Not only that, she says that tourists can also wander through interior Sindh and feel captivated by Sufism, visit a mango farm in rural Punjab, nibble apricots and sip strong-tasting water of Hunza, and visit Sikh Gurdwaras and Hindu Temples to learn about the religious diversity.
‘Best in Pakistan’
When it came to naming what’s best in this country, Cynthia’s reply was simple yet eloquent: People, food, and scenery.
“Anyone who has traveled the region knows South Asians are incredibly hospitable and that the greatest risk is putting on too much weight from all the food. Pakistan also has much to teach, including the region’s rich history and countless archaeological sites,” she said.

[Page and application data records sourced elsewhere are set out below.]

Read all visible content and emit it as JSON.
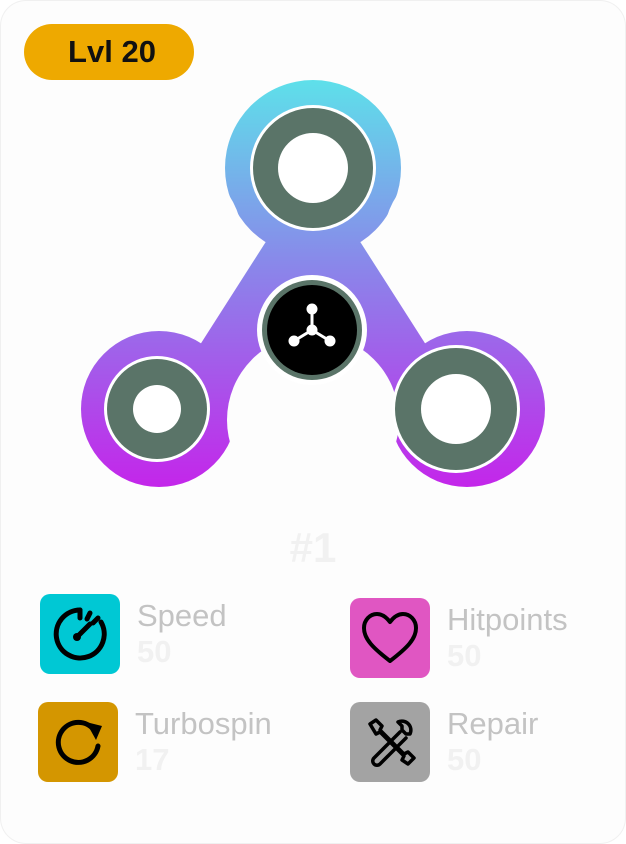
{
  "level": {
    "label": "Lvl 20",
    "color": "#eea900"
  },
  "spinner": {
    "gradient_top": "#5ee0ea",
    "gradient_mid": "#8a86ea",
    "gradient_bottom": "#c622ea",
    "bearing_color": "#5a7468",
    "center_color": "#000000",
    "center_icon": "molecule-icon"
  },
  "rank": "#1",
  "stats": [
    {
      "label": "Speed",
      "value": "50",
      "icon": "speedometer-icon",
      "color": "#00c8d4"
    },
    {
      "label": "Hitpoints",
      "value": "50",
      "icon": "heart-icon",
      "color": "#e056c2"
    },
    {
      "label": "Turbospin",
      "value": "17",
      "icon": "refresh-icon",
      "color": "#d49600"
    },
    {
      "label": "Repair",
      "value": "50",
      "icon": "tools-icon",
      "color": "#a3a3a3"
    }
  ]
}
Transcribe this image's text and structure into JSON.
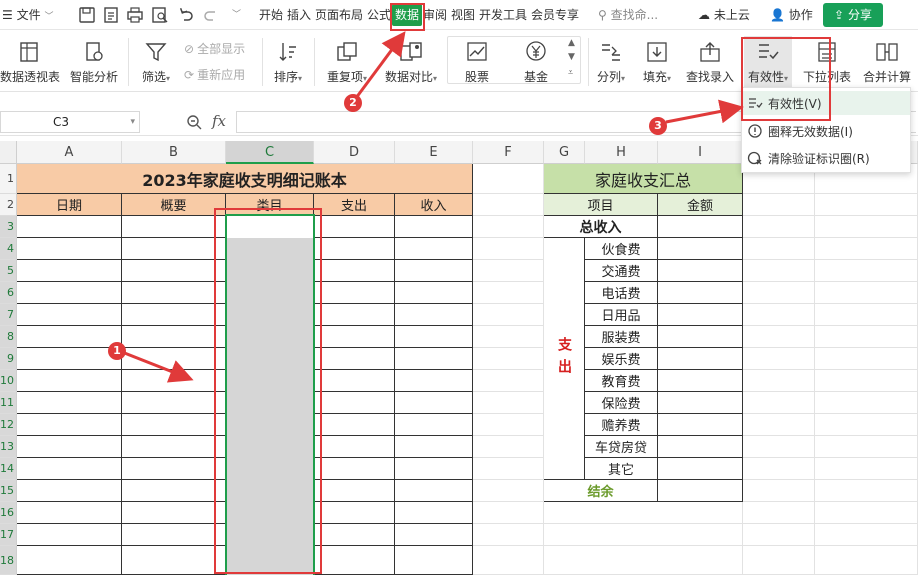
{
  "menubar": {
    "file": "文件",
    "tabs": [
      "开始",
      "插入",
      "页面布局",
      "公式",
      "数据",
      "审阅",
      "视图",
      "开发工具",
      "会员专享"
    ],
    "active_tab": "数据",
    "search": "查找命...",
    "cloud": "未上云",
    "collab": "协作",
    "share": "分享"
  },
  "ribbon": {
    "pivot": "数据透视表",
    "smart": "智能分析",
    "filter": "筛选",
    "show_all": "全部显示",
    "reapply": "重新应用",
    "sort": "排序",
    "duplicate": "重复项",
    "compare": "数据对比",
    "stock": "股票",
    "fund": "基金",
    "split": "分列",
    "fill": "填充",
    "lookup": "查找录入",
    "validity": "有效性",
    "dropdown_list": "下拉列表",
    "merge_calc": "合并计算"
  },
  "formula_bar": {
    "cell_ref": "C3",
    "fx": "fx",
    "value": ""
  },
  "validity_menu": {
    "items": [
      "有效性(V)",
      "圈释无效数据(I)",
      "清除验证标识圈(R)"
    ]
  },
  "columns": [
    "A",
    "B",
    "C",
    "D",
    "E",
    "F",
    "G",
    "H",
    "I"
  ],
  "rows": [
    "1",
    "2",
    "3",
    "4",
    "5",
    "6",
    "7",
    "8",
    "9",
    "10",
    "11",
    "12",
    "13",
    "14",
    "15",
    "16",
    "17",
    "18"
  ],
  "ledger": {
    "title": "2023年家庭收支明细记账本",
    "headers": [
      "日期",
      "概要",
      "类目",
      "支出",
      "收入"
    ]
  },
  "summary": {
    "title": "家庭收支汇总",
    "col_item": "项目",
    "col_amount": "金额",
    "total_income": "总收入",
    "expense_label": "支出",
    "expense_items": [
      "伙食费",
      "交通费",
      "电话费",
      "日用品",
      "服装费",
      "娱乐费",
      "教育费",
      "保险费",
      "赡养费",
      "车贷房贷",
      "其它"
    ],
    "balance": "结余"
  },
  "annotations": [
    "1",
    "2",
    "3"
  ],
  "colors": {
    "accent": "#1f9e4b",
    "header_fill": "#f8cba6",
    "summary_title_fill": "#c6e0a8",
    "summary_header_fill": "#e5f0d9",
    "selection_fill": "#d6d6d6",
    "annotation": "#e03a3a",
    "expense_text": "#d62020",
    "balance_text": "#6a9a2a"
  }
}
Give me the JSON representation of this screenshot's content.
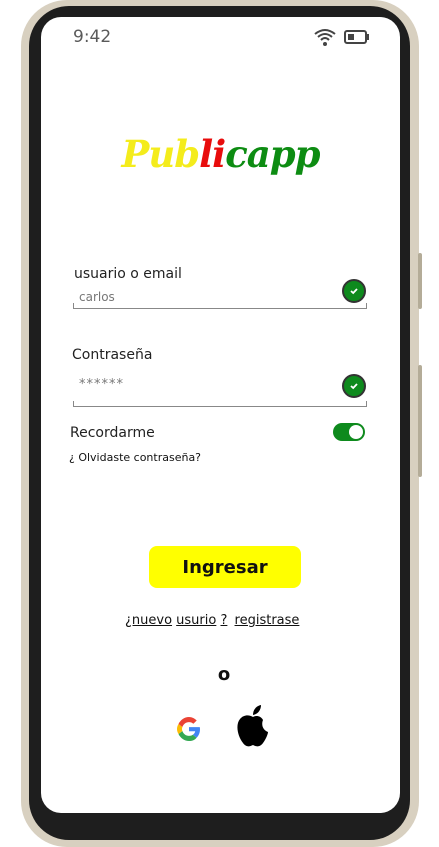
{
  "status_bar": {
    "time": "9:42"
  },
  "logo": {
    "part1": "Pub",
    "part2": "li",
    "part3": "capp"
  },
  "form": {
    "username_label": "usuario  o email",
    "username_value": "carlos",
    "password_label": "Contraseña",
    "password_value": "******",
    "remember_label": "Recordarme",
    "remember_on": true,
    "forgot_link": "¿ Olvidaste contraseña?"
  },
  "actions": {
    "login_label": "Ingresar",
    "new_part1": "¿nuevo",
    "new_part2": "usurio",
    "new_part3": "?",
    "register_link": "registrase",
    "or_label": "o"
  },
  "social": {
    "google": "google-icon",
    "apple": "apple-icon"
  },
  "colors": {
    "accent": "#ffff00",
    "green": "#0e8a1d",
    "red": "#e80c0c",
    "yellow": "#f4ec1c"
  }
}
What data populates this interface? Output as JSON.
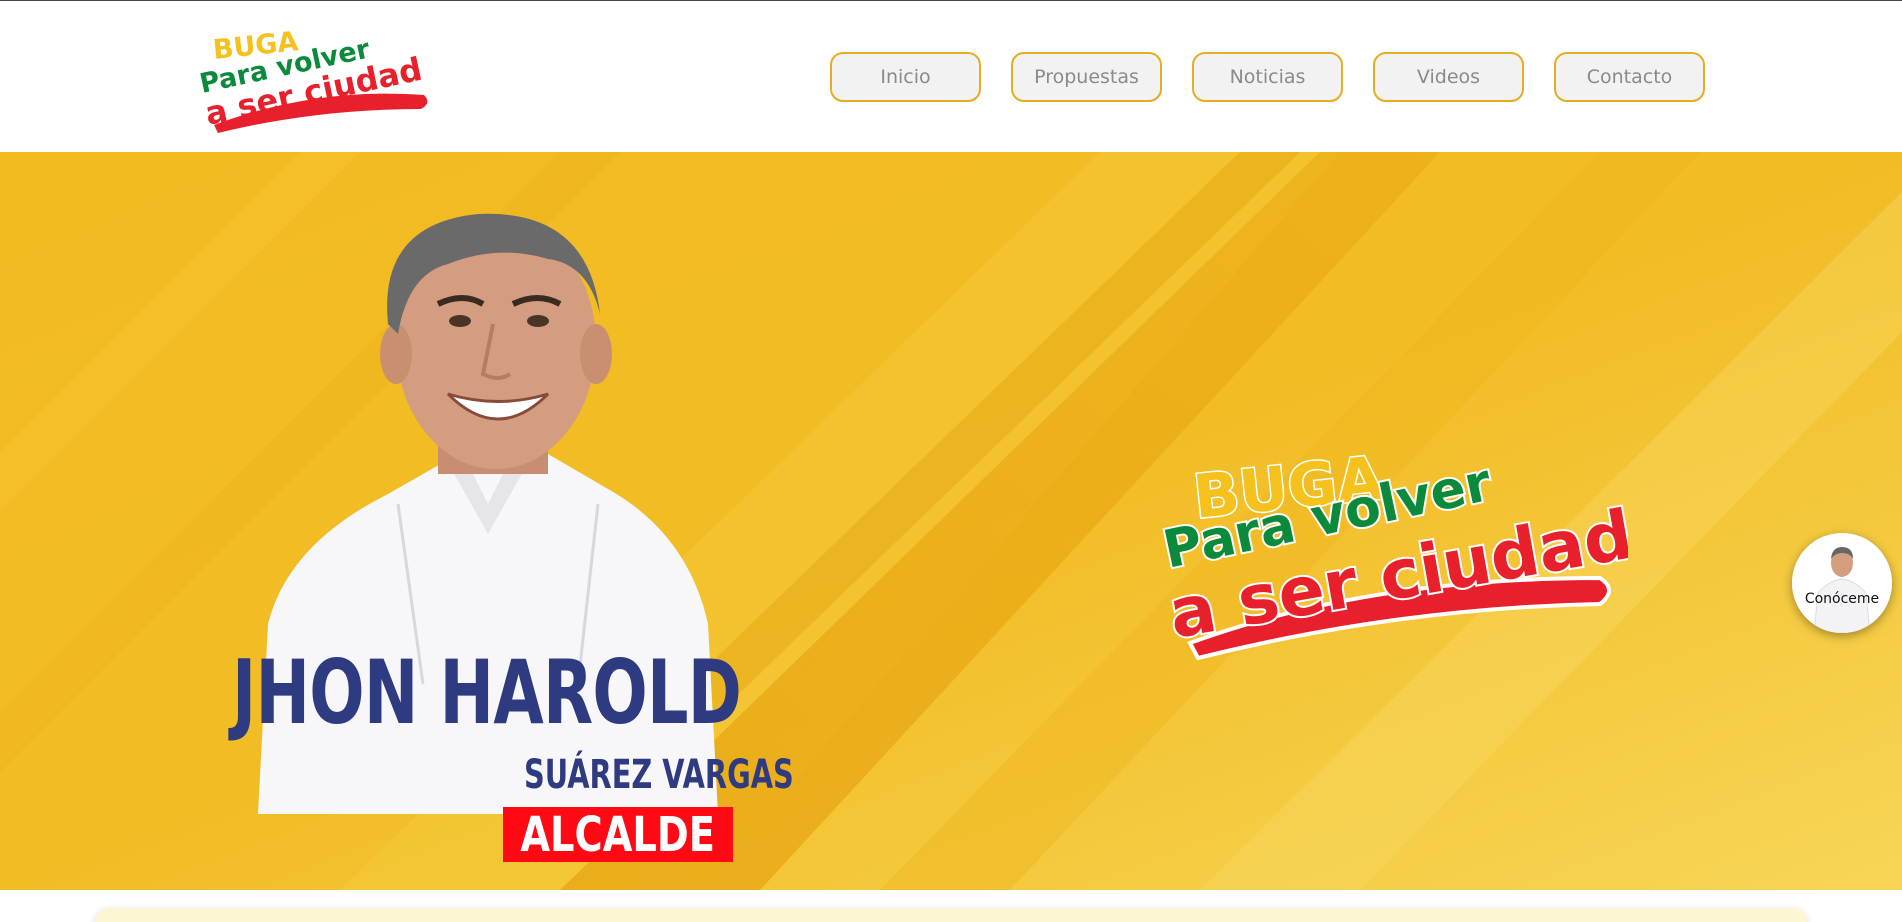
{
  "brand": {
    "line1": "BUGA",
    "line2": "Para volver",
    "line3": "a ser ciudad",
    "colors": {
      "yellow": "#f5c11c",
      "green": "#0b8a3b",
      "red": "#e8202b"
    }
  },
  "nav": {
    "items": [
      {
        "label": "Inicio"
      },
      {
        "label": "Propuestas"
      },
      {
        "label": "Noticias"
      },
      {
        "label": "Videos"
      },
      {
        "label": "Contacto"
      }
    ],
    "border_color": "#e4ad22"
  },
  "hero": {
    "name_first": "JHON HAROLD",
    "name_last": "SUÁREZ VARGAS",
    "role": "ALCALDE",
    "background_color": "#f3bf25",
    "name_color": "#2e3b80",
    "role_color": "#ff0a14"
  },
  "floating": {
    "label": "Conóceme"
  }
}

Cynthia sheds light on how she has taken almost every mode of transportation in her ‘second home’.
She says she has traveled via bicycle, classic cars, high-performance vehicles (including Porsche Cayennes!) speed and coast guard boats, JetSkis, Tongas, camels, rickshaws, and C-130s, adding that her favorite was perhaps a ride on a 70CC bike, operated by a ‘Pindi boy’.
She recalls that the phrase ‘no tension’ was inscribed on the bike.
“I request a movie be made about these guys and named: Fast and the Furious, RawalPindi Drift,” says Cynthia.
She also aims to project softer image of Pakistan, which is visible through her narratives.
“I can say there’s so much more to this region and its people — which is what I intend to show in my media work. This isn’t to say there aren’t challenges in the region; we already know there are. Plenty of networks focus on the negative — why should I repeat what’s already being covered so extensively?” she says.
(Nida Mujahid Hussain works at Geo.tv as an Associate Producer.)